  • Late 1950s: 1 billion people go hungry every day  Late 1950s: 1 billion people go hungry every day Scientists, policymakers, and farmers  initiate push to boost agricultural  production and productivity  • Global availability of food is  Global availability of food is increased • Access to food  improved p • Quality of food enhanced IRRI 2009: 1 billion people go hungry every day 
  • Why this initiative? Why this initiative? • Identify and examine successes Identify and examine successes • Assess the evidence on what works • Draw out the lessons they offer
  • How did we proceed? How did we proceed? • Throwing the net out Throwing the net out • Sorting the catch g • Selecting the most appropriate cases • Synthesizing the evidence
  • Intensifying  I if i staple food  production Improving food  Integrating  quality and  people and the  human  environment nutrition Reforming  Expanding the  y economy‐wide  role of markets l f k t policies Diversifying  y g out of major  cereals
  • Fighting a “Shifty Enemy”  Fighting a “Shifty Enemy” The international  NOS collaboration to contain  ll b i i Jeremy Horner/PAN wheat rusts • Challenge:  Stem and leaf rust destroying wheat fields around the  ld world • Innovation: Global effort leveraging modern science to breed rust‐ i t t i ti resistant varieties  • Impact: 117 million hectares of land protected from wheat rust; Food security for 60 120 million rural households Food security for 60‐120 million rural households Author: H. J. Dubin and John P. Brennan
  • vices Resisting Viruses and Bugs Resisting Viruses and Bugs /Catholic Relief Serv Cassava in Sub‐Saharan Africa Debbie DeVoe/ • Challenge:  Spread of mosaic virus disease and mealybug pest  generating major losses for cassava, a staple food crop • Innovation: Breeding of disease‐resistant cassava varieties, and  introduction of a parasitic wasp to destroy mealybug • Impact: Breeding increased yields by 40%; Pest control  prevented yield losses of 2.5 tons/hectare;         29 million additional people fed 29 million additional people fed Author: Felix Nweke
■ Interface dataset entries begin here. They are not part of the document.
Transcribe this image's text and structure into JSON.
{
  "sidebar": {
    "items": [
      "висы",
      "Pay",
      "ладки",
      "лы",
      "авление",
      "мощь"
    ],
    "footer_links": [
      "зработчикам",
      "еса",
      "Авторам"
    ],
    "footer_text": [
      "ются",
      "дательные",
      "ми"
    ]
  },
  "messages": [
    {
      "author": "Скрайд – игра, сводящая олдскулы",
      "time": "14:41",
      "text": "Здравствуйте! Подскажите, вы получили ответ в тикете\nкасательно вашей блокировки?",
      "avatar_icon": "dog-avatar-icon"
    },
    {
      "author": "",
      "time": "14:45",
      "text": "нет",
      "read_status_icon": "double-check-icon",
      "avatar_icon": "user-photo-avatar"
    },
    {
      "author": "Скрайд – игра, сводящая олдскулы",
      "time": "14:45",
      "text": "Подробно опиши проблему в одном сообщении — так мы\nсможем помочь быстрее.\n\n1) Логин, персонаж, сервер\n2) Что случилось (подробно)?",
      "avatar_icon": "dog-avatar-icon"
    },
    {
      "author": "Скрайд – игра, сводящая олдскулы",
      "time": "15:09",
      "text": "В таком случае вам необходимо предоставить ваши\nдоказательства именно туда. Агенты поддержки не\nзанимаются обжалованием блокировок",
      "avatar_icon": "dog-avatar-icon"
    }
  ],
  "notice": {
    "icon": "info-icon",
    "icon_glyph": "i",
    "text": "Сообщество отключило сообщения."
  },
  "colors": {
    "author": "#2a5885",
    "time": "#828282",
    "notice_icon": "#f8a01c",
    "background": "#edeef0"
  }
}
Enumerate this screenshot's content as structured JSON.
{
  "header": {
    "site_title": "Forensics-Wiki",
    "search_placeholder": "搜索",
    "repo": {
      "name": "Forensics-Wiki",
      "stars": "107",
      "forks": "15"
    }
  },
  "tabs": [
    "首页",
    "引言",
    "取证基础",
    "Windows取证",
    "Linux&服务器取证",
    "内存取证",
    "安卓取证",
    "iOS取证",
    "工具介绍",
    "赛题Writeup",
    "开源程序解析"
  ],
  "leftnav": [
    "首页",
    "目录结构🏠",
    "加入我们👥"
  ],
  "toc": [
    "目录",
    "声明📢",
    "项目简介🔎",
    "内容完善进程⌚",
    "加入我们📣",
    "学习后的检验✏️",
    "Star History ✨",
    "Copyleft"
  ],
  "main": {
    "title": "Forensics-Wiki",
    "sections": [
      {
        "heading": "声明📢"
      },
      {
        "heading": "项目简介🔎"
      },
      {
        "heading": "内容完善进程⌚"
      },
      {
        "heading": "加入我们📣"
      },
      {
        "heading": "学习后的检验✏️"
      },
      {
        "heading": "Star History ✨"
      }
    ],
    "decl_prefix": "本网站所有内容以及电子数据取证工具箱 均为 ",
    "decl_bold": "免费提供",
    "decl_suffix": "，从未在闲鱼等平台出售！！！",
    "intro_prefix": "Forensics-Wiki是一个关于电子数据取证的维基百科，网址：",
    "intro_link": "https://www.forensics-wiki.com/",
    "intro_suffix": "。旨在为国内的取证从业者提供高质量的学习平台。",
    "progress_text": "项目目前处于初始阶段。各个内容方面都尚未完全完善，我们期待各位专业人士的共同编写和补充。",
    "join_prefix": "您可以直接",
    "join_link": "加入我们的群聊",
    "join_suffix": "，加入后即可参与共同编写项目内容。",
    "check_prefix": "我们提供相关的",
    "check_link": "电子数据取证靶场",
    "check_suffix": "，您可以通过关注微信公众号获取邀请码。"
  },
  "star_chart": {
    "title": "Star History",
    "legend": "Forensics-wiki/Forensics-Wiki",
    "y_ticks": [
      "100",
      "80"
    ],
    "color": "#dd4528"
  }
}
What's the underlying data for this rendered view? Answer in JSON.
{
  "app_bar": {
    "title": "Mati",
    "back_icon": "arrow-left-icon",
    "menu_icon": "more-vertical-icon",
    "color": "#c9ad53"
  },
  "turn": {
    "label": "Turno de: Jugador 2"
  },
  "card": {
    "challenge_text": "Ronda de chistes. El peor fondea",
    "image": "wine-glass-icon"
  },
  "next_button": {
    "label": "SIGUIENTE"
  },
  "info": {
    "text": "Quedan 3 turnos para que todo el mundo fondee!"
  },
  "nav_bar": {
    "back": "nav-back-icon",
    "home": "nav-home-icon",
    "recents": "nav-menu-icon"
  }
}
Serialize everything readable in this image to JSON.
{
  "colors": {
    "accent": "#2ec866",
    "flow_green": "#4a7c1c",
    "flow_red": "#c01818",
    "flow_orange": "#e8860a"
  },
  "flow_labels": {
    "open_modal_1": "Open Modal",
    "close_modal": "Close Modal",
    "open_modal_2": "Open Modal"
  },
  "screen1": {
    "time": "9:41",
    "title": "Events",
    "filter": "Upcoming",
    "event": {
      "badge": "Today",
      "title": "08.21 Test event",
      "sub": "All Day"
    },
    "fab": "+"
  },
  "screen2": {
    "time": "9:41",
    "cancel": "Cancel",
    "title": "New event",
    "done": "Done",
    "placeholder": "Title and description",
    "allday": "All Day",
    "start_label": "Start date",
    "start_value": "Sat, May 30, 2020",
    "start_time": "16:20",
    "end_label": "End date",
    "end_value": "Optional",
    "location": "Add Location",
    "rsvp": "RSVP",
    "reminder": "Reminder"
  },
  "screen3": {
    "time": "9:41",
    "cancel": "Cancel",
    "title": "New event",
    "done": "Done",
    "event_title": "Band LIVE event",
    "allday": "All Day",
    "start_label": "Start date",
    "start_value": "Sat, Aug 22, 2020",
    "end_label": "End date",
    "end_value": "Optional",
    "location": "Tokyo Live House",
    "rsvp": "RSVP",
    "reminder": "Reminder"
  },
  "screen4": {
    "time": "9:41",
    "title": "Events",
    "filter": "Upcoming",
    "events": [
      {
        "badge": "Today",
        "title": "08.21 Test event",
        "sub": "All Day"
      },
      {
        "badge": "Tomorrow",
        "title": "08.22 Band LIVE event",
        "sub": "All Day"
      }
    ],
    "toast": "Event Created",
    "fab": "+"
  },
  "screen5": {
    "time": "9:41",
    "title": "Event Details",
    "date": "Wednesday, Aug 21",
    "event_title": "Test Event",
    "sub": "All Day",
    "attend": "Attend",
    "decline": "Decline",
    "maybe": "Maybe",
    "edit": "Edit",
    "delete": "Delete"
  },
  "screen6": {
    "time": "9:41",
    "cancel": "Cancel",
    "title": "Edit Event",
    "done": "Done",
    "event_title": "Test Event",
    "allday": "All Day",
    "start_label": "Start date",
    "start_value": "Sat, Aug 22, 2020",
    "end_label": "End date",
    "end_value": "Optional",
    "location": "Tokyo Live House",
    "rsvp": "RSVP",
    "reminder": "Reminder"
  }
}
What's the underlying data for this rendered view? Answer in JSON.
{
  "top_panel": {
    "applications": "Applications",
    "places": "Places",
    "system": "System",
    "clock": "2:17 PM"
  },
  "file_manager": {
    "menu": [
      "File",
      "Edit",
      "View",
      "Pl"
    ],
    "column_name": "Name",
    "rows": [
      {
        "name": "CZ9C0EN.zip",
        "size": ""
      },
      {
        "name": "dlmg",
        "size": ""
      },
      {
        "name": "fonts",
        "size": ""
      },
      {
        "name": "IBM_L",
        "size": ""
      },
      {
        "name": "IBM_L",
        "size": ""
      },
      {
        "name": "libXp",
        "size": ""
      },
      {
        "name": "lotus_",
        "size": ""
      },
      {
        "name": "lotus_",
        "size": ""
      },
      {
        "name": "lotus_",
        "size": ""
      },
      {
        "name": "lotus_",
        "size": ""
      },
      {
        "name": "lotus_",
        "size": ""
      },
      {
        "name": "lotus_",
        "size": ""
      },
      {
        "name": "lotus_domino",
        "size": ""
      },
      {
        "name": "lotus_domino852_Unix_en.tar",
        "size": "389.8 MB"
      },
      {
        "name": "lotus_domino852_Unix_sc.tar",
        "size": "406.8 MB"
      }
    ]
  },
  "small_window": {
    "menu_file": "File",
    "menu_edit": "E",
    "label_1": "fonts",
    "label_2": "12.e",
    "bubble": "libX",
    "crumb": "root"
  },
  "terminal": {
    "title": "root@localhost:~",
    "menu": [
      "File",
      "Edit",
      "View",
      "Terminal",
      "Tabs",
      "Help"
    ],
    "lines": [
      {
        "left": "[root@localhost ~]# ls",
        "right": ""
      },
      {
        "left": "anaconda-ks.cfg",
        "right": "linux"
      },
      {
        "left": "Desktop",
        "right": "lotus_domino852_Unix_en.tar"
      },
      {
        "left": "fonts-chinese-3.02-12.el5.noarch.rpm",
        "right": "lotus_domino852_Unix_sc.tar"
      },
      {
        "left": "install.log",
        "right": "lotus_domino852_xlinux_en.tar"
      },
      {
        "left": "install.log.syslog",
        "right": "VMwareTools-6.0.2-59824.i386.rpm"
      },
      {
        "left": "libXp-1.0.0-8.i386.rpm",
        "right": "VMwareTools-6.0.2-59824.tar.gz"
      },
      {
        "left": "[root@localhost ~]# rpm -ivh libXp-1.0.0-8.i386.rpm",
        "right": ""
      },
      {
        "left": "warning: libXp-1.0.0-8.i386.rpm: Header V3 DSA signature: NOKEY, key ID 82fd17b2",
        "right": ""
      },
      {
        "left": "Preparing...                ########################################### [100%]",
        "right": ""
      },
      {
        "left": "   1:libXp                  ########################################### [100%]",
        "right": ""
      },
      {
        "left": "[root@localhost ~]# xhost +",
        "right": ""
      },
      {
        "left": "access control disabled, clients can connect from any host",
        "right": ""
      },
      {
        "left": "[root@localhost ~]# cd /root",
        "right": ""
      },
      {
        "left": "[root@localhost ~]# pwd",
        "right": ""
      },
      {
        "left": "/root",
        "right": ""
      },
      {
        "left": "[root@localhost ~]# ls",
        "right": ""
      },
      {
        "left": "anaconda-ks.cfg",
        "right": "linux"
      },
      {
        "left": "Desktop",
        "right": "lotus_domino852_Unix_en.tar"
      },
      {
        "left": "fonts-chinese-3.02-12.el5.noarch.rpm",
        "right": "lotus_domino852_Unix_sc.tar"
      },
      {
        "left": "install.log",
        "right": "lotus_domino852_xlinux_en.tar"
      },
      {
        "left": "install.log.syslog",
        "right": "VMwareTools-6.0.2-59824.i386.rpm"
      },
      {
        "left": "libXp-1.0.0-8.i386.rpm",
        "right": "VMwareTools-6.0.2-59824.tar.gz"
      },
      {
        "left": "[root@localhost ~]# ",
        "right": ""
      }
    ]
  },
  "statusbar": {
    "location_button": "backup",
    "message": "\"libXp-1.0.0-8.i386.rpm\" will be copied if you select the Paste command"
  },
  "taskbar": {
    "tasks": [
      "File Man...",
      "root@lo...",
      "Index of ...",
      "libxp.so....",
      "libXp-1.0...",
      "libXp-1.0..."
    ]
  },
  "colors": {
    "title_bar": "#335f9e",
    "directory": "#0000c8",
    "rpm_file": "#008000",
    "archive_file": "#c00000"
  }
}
  • Crossing the River While  Crossing the River While Feeling the Rocks OS Land‐tenure reform in China L dt f i Chi Qilai Shen/PANO • Challenge:  Widespread food shortages after more than 30 years of  collective agriculture ll ti i lt • Innovation: Policy reforms reintroducing household farming, returning  more than 95% of farmland to 160 million rural households more than 95% of farmland to 160 million rural households • Impact: 1978‐84: increase in grain production by 34%; increase in  rural incomes by 137%; reduction in rural poverty by 22% rural incomes by 137%; reduction in rural poverty by 22% Author: John W. Bruce and Zongmin Li
  • Diversifying into Healthy Diets Diversifying into Healthy Diets ational Homestead food production in  Helen Keller Interna Bangladesh H • Challenge:  Micronutrient deficiencies, such as Vitamin A, resulting in  night blindness • Innovation: Home gardening of micronutrient‐rich vegetables, small  livestock production, and nutrition education • Impact: Tripling in vegetable production; 73% of gardens  managed by women; improved food security for 5  million people Authors: Lora Iannotti, Kenda Cunningham, and Marie Ruel
  • Why did it work? • Science and technology • Complementary investments immons, University of Arizona • Private incentives • Cooperation and collaboration • Timing and planning Timing and planning Kevin Fitzsi • Experimentation and evolution NDDB One Acre Fund • Community involvement • Leadership and dedication IRRI
  • What can we learn? • Success is not unambiguous Success is not unambiguous • Success is a process • Success is not a substitute for strategy • Success is recognizable
  • More successes are needed • Persistence of hunger g  A billion people still go hungry today  • New stresses  New stresses  Climate change M k Market volatility l ili  Demographic changes • Keep food security and agriculture high on the global  agenda
  • Investing in agricultural development is  more important and urgent than ever. i t t d t th